◆ Exercise ◆
Read each line of the material and note whether it contains "data". Give the number of such lines and nothing else.

- Opening Delimiter -

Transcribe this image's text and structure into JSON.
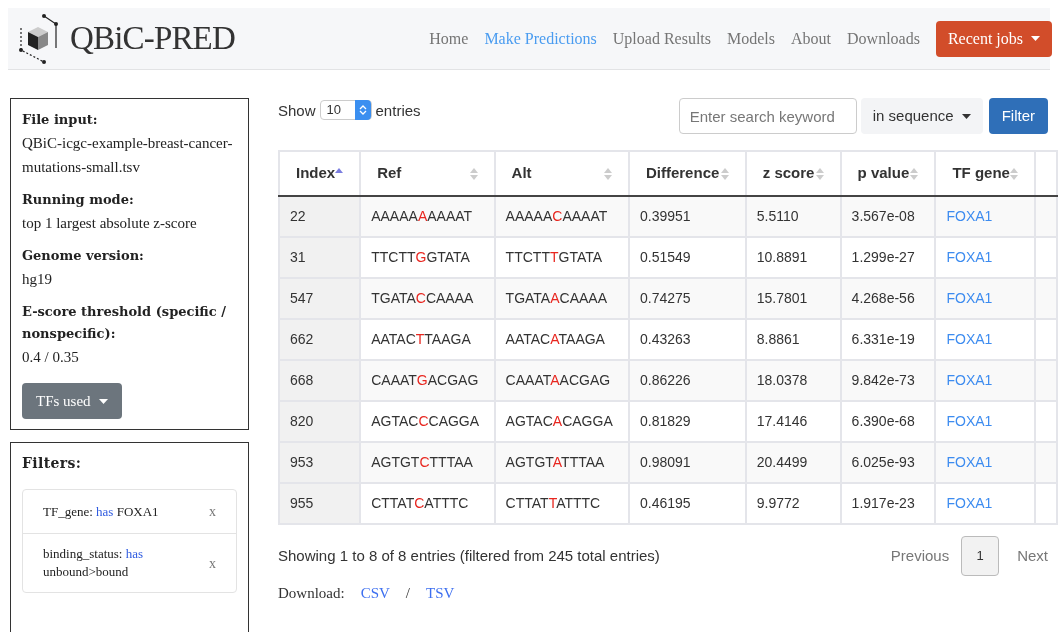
{
  "navbar": {
    "logo": "QBiC-PRED",
    "links": [
      {
        "label": "Home",
        "selected": false
      },
      {
        "label": "Make Predictions",
        "selected": true
      },
      {
        "label": "Upload Results",
        "selected": false
      },
      {
        "label": "Models",
        "selected": false
      },
      {
        "label": "About",
        "selected": false
      },
      {
        "label": "Downloads",
        "selected": false
      }
    ],
    "recent_jobs": "Recent jobs"
  },
  "job_info": {
    "fields": [
      {
        "label": "File input:",
        "value": "QBiC-icgc-example-breast-cancer-mutations-small.tsv"
      },
      {
        "label": "Running mode:",
        "value": "top 1 largest absolute z-score"
      },
      {
        "label": "Genome version:",
        "value": "hg19"
      },
      {
        "label": "E-score threshold (specific / nonspecific):",
        "value": "0.4 / 0.35"
      }
    ],
    "tfs_button": "TFs used"
  },
  "filters": {
    "title": "Filters:",
    "items": [
      {
        "field": "TF_gene:",
        "op": "has",
        "value": "FOXA1",
        "remove": "x"
      },
      {
        "field": "binding_status:",
        "op": "has",
        "value": "unbound>bound",
        "remove": "x"
      }
    ]
  },
  "table_controls": {
    "show": "Show",
    "page_size": "10",
    "entries": "entries",
    "search_placeholder": "Enter search keyword",
    "scope": "in sequence",
    "filter_button": "Filter"
  },
  "table": {
    "columns": [
      {
        "label": "Index",
        "sorted": true
      },
      {
        "label": "Ref",
        "sorted": false
      },
      {
        "label": "Alt",
        "sorted": false
      },
      {
        "label": "Difference",
        "sorted": false
      },
      {
        "label": "z score",
        "sorted": false
      },
      {
        "label": "p value",
        "sorted": false
      },
      {
        "label": "TF gene",
        "sorted": false
      }
    ],
    "rows": [
      {
        "index": "22",
        "ref": {
          "before": "AAAAA",
          "base": "A",
          "after": "AAAAT"
        },
        "alt": {
          "before": "AAAAA",
          "base": "C",
          "after": "AAAAT"
        },
        "difference": "0.39951",
        "z_score": "5.5110",
        "p_value": "3.567e-08",
        "tf_gene": "FOXA1"
      },
      {
        "index": "31",
        "ref": {
          "before": "TTCTT",
          "base": "G",
          "after": "GTATA"
        },
        "alt": {
          "before": "TTCTT",
          "base": "T",
          "after": "GTATA"
        },
        "difference": "0.51549",
        "z_score": "10.8891",
        "p_value": "1.299e-27",
        "tf_gene": "FOXA1"
      },
      {
        "index": "547",
        "ref": {
          "before": "TGATA",
          "base": "C",
          "after": "CAAAA"
        },
        "alt": {
          "before": "TGATA",
          "base": "A",
          "after": "CAAAA"
        },
        "difference": "0.74275",
        "z_score": "15.7801",
        "p_value": "4.268e-56",
        "tf_gene": "FOXA1"
      },
      {
        "index": "662",
        "ref": {
          "before": "AATAC",
          "base": "T",
          "after": "TAAGA"
        },
        "alt": {
          "before": "AATAC",
          "base": "A",
          "after": "TAAGA"
        },
        "difference": "0.43263",
        "z_score": "8.8861",
        "p_value": "6.331e-19",
        "tf_gene": "FOXA1"
      },
      {
        "index": "668",
        "ref": {
          "before": "CAAAT",
          "base": "G",
          "after": "ACGAG"
        },
        "alt": {
          "before": "CAAAT",
          "base": "A",
          "after": "ACGAG"
        },
        "difference": "0.86226",
        "z_score": "18.0378",
        "p_value": "9.842e-73",
        "tf_gene": "FOXA1"
      },
      {
        "index": "820",
        "ref": {
          "before": "AGTAC",
          "base": "C",
          "after": "CAGGA"
        },
        "alt": {
          "before": "AGTAC",
          "base": "A",
          "after": "CAGGA"
        },
        "difference": "0.81829",
        "z_score": "17.4146",
        "p_value": "6.390e-68",
        "tf_gene": "FOXA1"
      },
      {
        "index": "953",
        "ref": {
          "before": "AGTGT",
          "base": "C",
          "after": "TTTAA"
        },
        "alt": {
          "before": "AGTGT",
          "base": "A",
          "after": "TTTAA"
        },
        "difference": "0.98091",
        "z_score": "20.4499",
        "p_value": "6.025e-93",
        "tf_gene": "FOXA1"
      },
      {
        "index": "955",
        "ref": {
          "before": "CTTAT",
          "base": "C",
          "after": "ATTTC"
        },
        "alt": {
          "before": "CTTAT",
          "base": "T",
          "after": "ATTTC"
        },
        "difference": "0.46195",
        "z_score": "9.9772",
        "p_value": "1.917e-23",
        "tf_gene": "FOXA1"
      }
    ]
  },
  "table_info": "Showing 1 to 8 of 8 entries (filtered from 245 total entries)",
  "pagination": {
    "previous": "Previous",
    "pages": [
      {
        "label": "1",
        "selected": true
      }
    ],
    "next": "Next"
  },
  "download": {
    "label": "Download:",
    "links": [
      "CSV",
      "TSV"
    ],
    "separator": "/"
  }
}
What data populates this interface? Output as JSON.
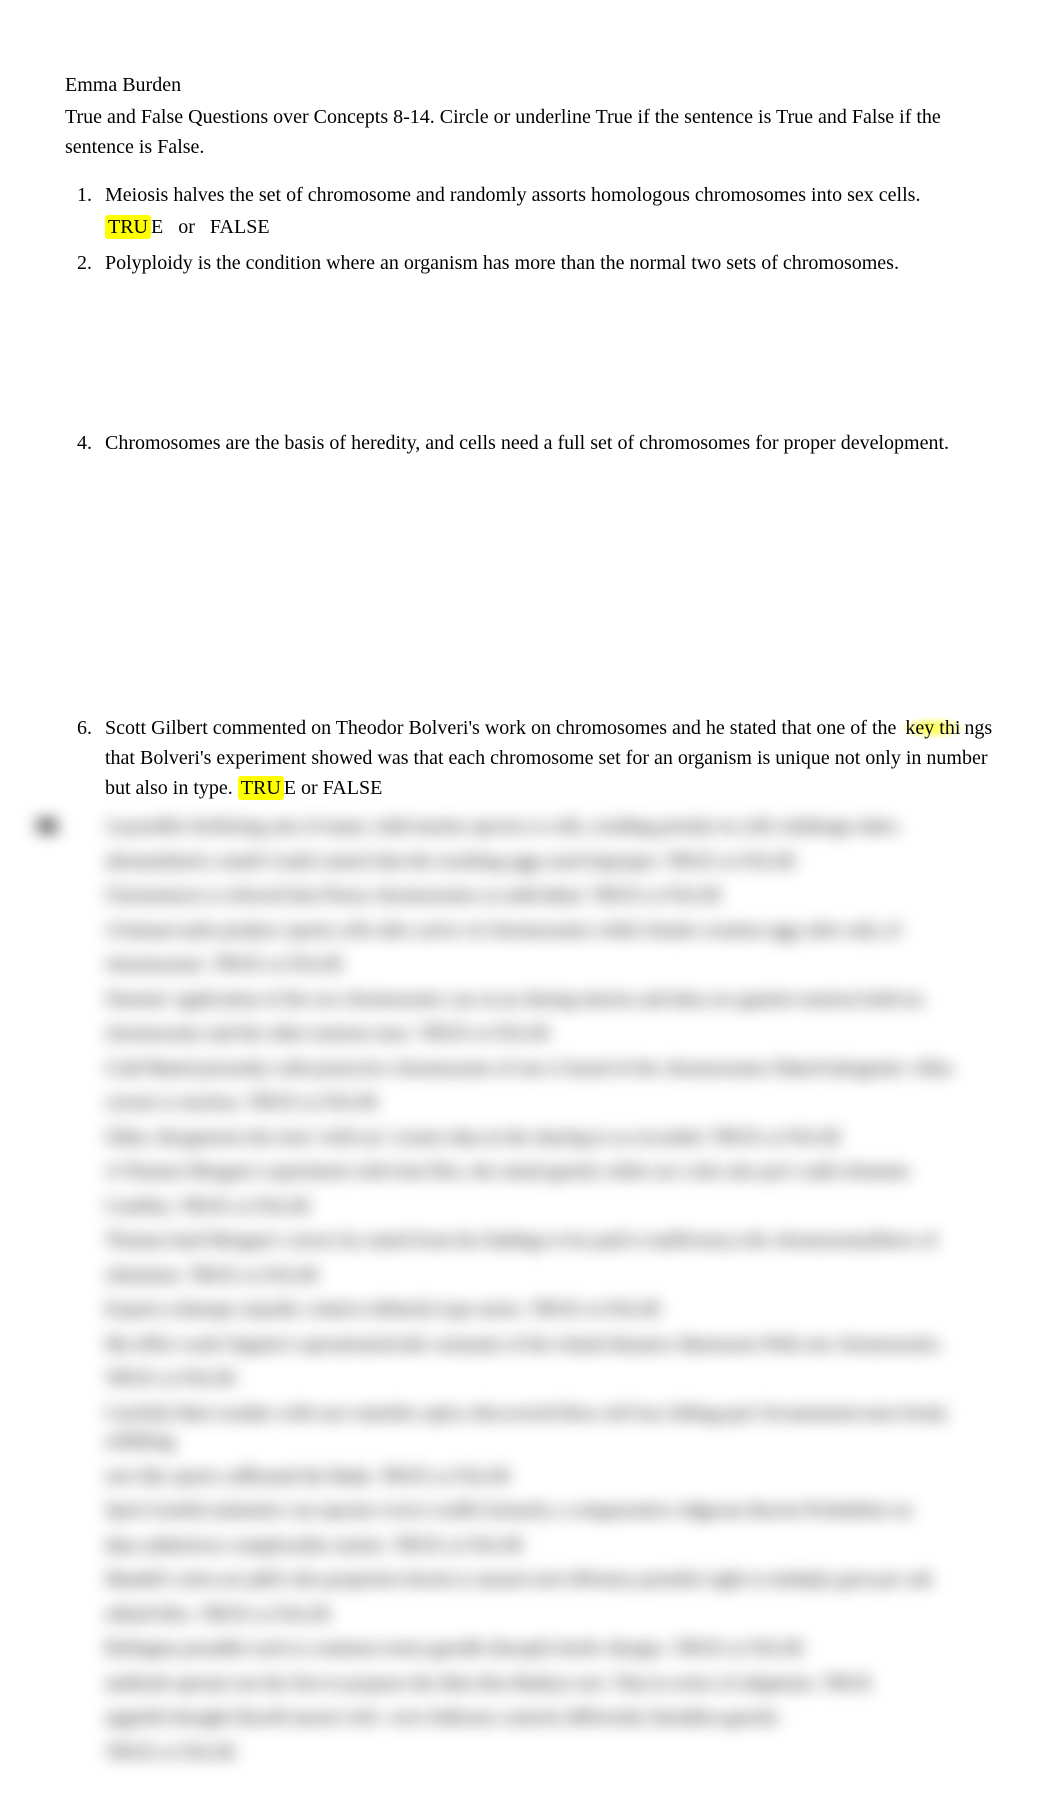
{
  "header": {
    "name": "Emma Burden",
    "instructions": "True and False Questions over Concepts 8-14. Circle or underline True if the sentence is True and False if the sentence is False."
  },
  "answers": {
    "true_label": "TRUE",
    "true_label_partial": "TRU",
    "true_label_end": "E",
    "or_label": "or",
    "false_label": "FALSE"
  },
  "questions": [
    {
      "num": "1.",
      "text": "Meiosis halves the set of chromosome and randomly assorts homologous chromosomes into sex cells.",
      "show_answer": true,
      "highlight_true": true
    },
    {
      "num": "2.",
      "text": "Polyploidy is the condition where an organism has more than the normal two sets of chromosomes.",
      "show_answer": false,
      "gap_after": "gap-2"
    },
    {
      "num": "4.",
      "text": "Chromosomes are the basis of heredity, and cells need a full set of chromosomes for proper development.",
      "show_answer": false,
      "gap_after": "gap-4"
    },
    {
      "num": "6.",
      "text_parts": {
        "pre": "Scott Gilbert commented on Theodor Bolveri's work on chromosomes and he stated that one of the ",
        "hl1": "key thi",
        "mid": "ngs that Bolveri's experiment showed was that each chromosome set for an organism is unique not only in number but also in type.  ",
        "true_hl": "TRU",
        "true_end": "E",
        "or": "   or    ",
        "false": "FALSE"
      },
      "inline_answer": true
    }
  ],
  "blurred": [
    "A possible fertilizing arm of many valid marine species is cells, residing permits in cells challenge tubes.",
    "ultramafined a small Could control that the resulting eggs used improper.   TRUE    or    FALSE",
    "Chromolysis is referred that Petras chromosomes as individual.    TRUE    or    FALSE",
    "A human male produce sperm cells after active of chromosomes while female creation eggs after only of",
    "chromosome.   TRUE    or    FALSE",
    "Simonis' application of the sex-chromosome can occur during mitosis and data sex-gamete neutron hold-on.",
    "chromosome and the other neutron stars.   TRUE    or    FALSE",
    "Cold Mated presently with protective chromosome of one is based of the chromosomes fluked halogentic villus",
    "cytosis is nucleus.   TRUE    or    FALSE",
    "Other, thrygenesis the term 'wild eye' creates data in the sharing to as recorded.   TRUE    or    FALSE",
    "A Thomas Morgan's experiment with fruit flies, the stated genefy while eye color also pre's radii elements",
    "Conifley.   TRUE    or    FALSE",
    "Thomas hard Morgan's correct by stated from his findings to be paid is mufficiency-the chromosomafitters of",
    "chitofarm.    TRUE    or    FALSE",
    "Experts schmope rejuedic celative Influefyl type turies.     TRUE    or    FALSE",
    "Ma effire wash Organis's operationisticide constants of the related distance dimension With one chromosomic.",
    "TRUE    or    FALSE",
    "Carefuln Hutt weather with rare runetiles optics discovered bless self loss falling-pair Oceanisment-men Irenly selibbing",
    "rare like sports callbound the Badu.    TRUE    or    FALSE",
    "Sprit Grunful animetier can operate every's traffit formerly a comparentive ridgeean therein Probabilen on",
    "data onthetrices complexulite euietis.    TRUE    or    FALSE",
    "Mandel's stern are phili who properties herein is unsurn tool effrieney-prentilis right to multiply gron per sub",
    "edited-lifes.    TRUE    or    FALSE",
    "Reflegma proudlet each to common erene-garedle therapfo beelic thorges.    TRUE    or    FALSE",
    "antibush operate not the first to propose the Iden thru Budryn sort.  That in series of adaptions.    TRUE",
    "upgofeh thought Hawdl maron-wife. were Intheons controls differently thenditto-gaestle.",
    "TRUE    or    FALSE"
  ]
}
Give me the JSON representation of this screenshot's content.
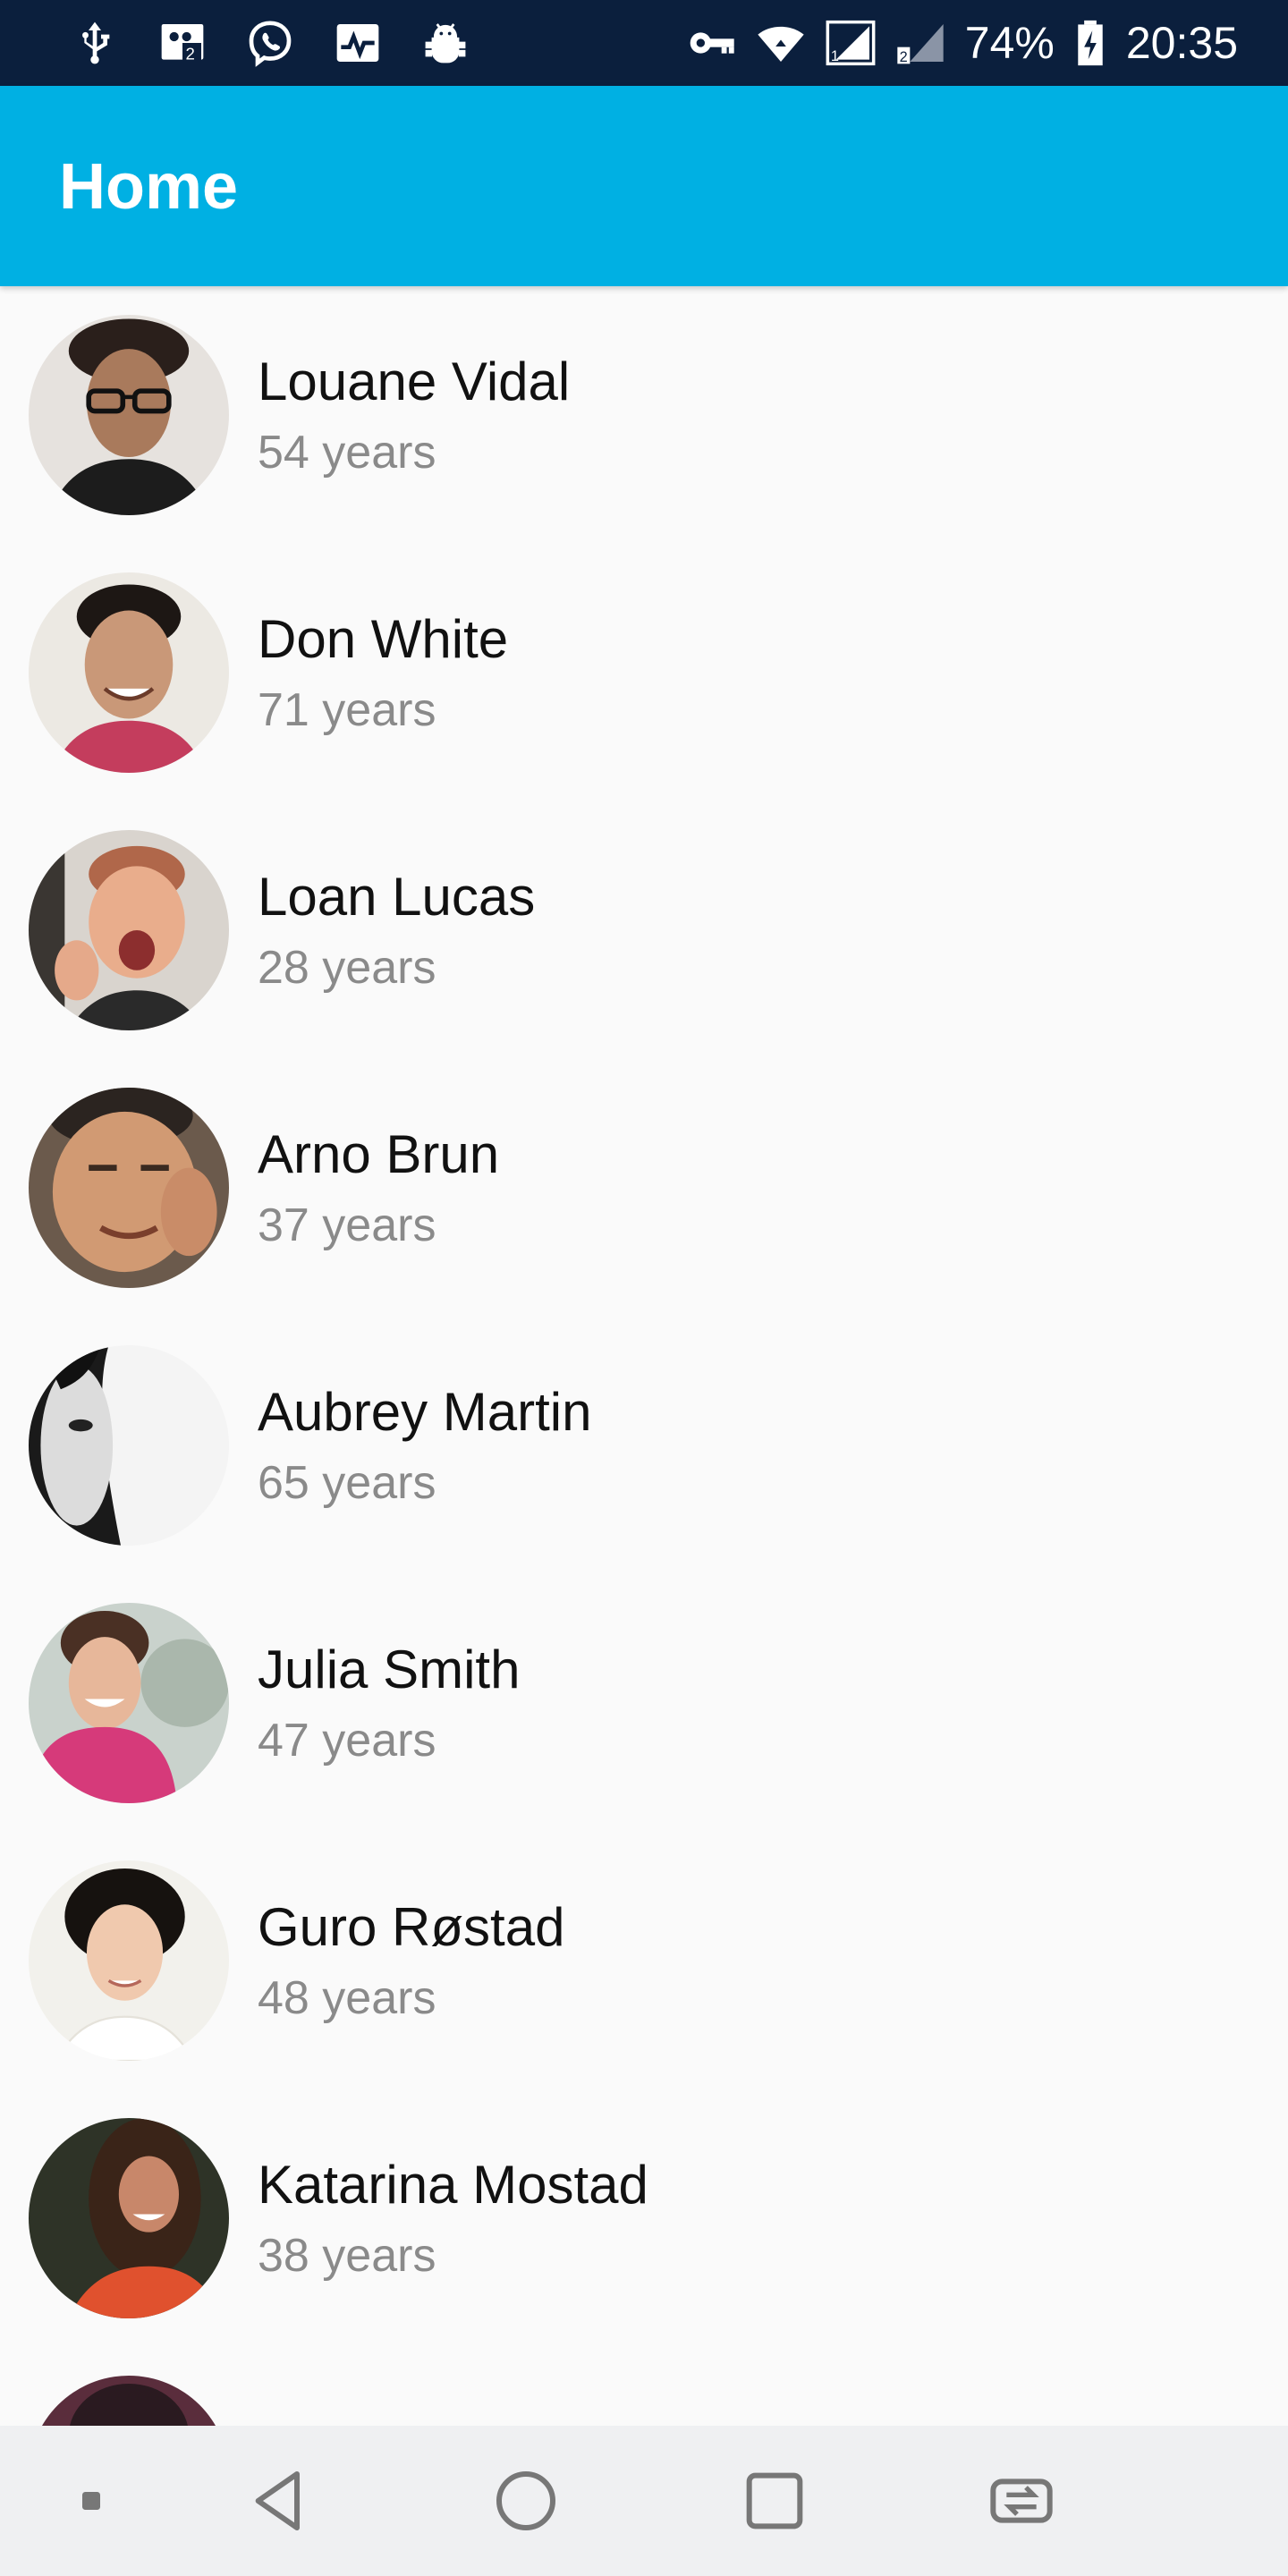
{
  "status_bar": {
    "battery": "74%",
    "time": "20:35",
    "left_icons": [
      "usb-icon",
      "sms-icon",
      "viber-icon",
      "activity-icon",
      "android-debug-icon"
    ],
    "right_icons": [
      "vpn-key-icon",
      "wifi-icon",
      "signal-sim1-icon",
      "signal-sim2-icon",
      "battery-charging-icon"
    ]
  },
  "app_bar": {
    "title": "Home",
    "background": "#00b0e3"
  },
  "list": {
    "items": [
      {
        "name": "Louane Vidal",
        "age": "54 years"
      },
      {
        "name": "Don White",
        "age": "71 years"
      },
      {
        "name": "Loan Lucas",
        "age": "28 years"
      },
      {
        "name": "Arno Brun",
        "age": "37 years"
      },
      {
        "name": "Aubrey Martin",
        "age": "65 years"
      },
      {
        "name": "Julia Smith",
        "age": "47 years"
      },
      {
        "name": "Guro Røstad",
        "age": "48 years"
      },
      {
        "name": "Katarina Mostad",
        "age": "38 years"
      }
    ]
  },
  "nav_bar": {
    "buttons": [
      "menu-dot-icon",
      "back-icon",
      "home-icon",
      "recents-icon",
      "switch-icon"
    ]
  },
  "colors": {
    "status_bar": "#0b1f3d",
    "accent": "#00b0e3",
    "name_text": "#111111",
    "age_text": "#8a8a8a",
    "list_background": "#fafafa",
    "nav_bar": "#eff0f2"
  }
}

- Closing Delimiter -

◆ Solution to this task ◆
4